**Try it:** Find each line below that includes "comment", then copy it.

========================

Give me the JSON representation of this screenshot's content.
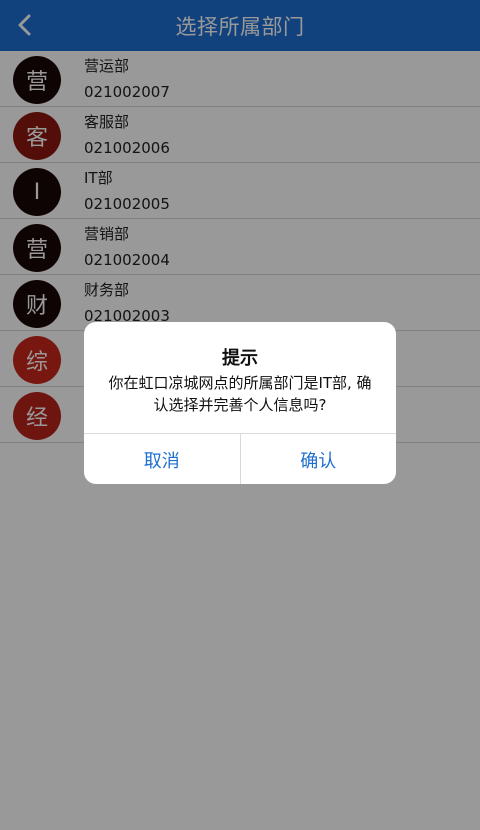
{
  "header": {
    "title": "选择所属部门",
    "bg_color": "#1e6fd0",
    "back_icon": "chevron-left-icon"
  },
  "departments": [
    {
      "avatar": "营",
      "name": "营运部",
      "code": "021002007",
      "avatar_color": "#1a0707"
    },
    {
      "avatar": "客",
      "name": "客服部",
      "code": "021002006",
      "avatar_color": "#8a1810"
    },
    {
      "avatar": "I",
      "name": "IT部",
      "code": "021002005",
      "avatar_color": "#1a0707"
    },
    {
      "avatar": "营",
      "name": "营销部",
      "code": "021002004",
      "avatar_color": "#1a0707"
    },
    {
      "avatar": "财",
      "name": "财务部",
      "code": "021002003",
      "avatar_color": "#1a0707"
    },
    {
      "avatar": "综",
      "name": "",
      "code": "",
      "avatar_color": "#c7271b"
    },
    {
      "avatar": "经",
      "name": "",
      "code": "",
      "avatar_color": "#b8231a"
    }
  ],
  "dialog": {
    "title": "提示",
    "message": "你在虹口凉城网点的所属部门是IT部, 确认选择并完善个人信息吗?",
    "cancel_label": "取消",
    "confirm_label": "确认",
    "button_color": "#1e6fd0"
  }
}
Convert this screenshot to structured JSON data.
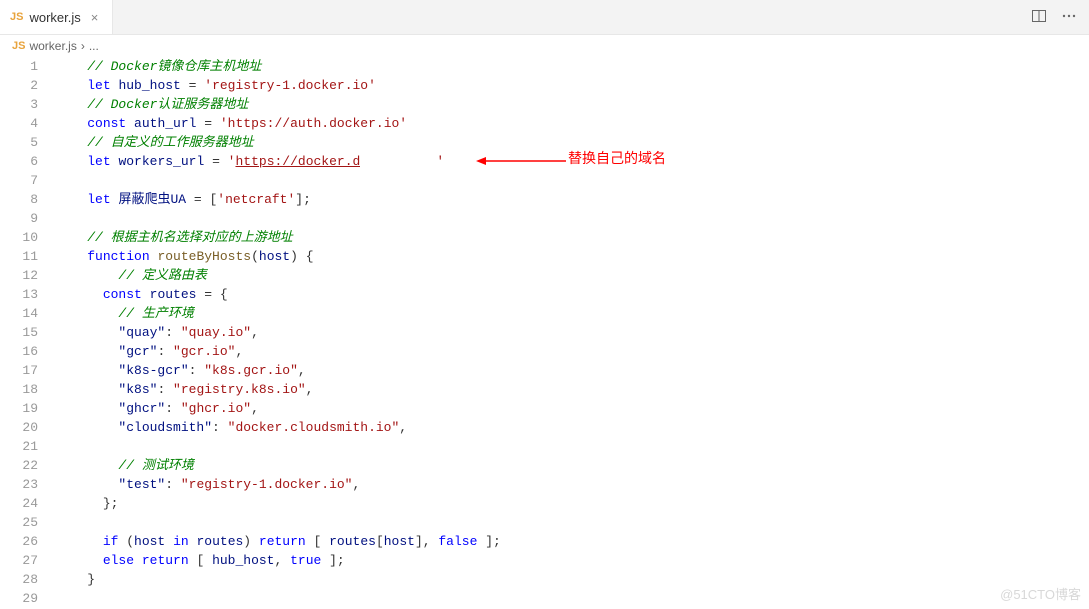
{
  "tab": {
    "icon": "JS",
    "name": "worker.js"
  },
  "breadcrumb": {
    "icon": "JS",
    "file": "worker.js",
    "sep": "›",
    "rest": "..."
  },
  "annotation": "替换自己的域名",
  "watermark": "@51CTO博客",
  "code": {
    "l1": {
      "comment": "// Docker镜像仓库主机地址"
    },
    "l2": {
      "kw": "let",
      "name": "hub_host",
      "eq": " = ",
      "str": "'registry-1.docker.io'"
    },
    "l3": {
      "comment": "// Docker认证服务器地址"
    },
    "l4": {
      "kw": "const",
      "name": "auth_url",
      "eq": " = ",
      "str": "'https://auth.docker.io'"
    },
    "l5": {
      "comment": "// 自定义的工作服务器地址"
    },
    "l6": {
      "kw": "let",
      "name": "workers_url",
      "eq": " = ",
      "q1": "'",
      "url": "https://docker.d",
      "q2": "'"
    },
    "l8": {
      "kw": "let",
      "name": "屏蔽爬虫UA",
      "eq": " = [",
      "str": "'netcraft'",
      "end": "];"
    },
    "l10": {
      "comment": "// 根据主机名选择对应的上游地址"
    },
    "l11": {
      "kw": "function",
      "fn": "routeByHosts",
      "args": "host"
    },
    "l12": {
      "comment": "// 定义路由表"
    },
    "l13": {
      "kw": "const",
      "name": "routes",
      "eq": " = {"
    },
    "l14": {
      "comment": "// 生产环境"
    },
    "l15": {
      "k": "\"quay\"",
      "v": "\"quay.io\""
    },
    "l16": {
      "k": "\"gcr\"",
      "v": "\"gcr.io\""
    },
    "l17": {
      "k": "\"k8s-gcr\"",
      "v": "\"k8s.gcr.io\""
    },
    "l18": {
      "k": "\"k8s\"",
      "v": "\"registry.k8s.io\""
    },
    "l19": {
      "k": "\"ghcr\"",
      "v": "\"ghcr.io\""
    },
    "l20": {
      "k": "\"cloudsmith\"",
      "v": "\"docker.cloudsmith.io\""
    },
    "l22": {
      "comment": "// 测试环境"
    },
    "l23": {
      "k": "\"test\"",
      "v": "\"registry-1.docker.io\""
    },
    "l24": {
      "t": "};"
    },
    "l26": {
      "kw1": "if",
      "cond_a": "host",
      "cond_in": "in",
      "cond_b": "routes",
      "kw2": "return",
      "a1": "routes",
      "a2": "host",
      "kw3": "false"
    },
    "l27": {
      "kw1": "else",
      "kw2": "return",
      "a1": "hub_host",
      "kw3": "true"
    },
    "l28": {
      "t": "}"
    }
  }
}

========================

**Completed exercise:**
      "comment": "// Docker镜像仓库主机地址"
      "comment": "// Docker认证服务器地址"
      "comment": "// 自定义的工作服务器地址"
      "comment": "// 根据主机名选择对应的上游地址"
      "comment": "// 定义路由表"
      "comment": "// 生产环境"
      "comment": "// 测试环境"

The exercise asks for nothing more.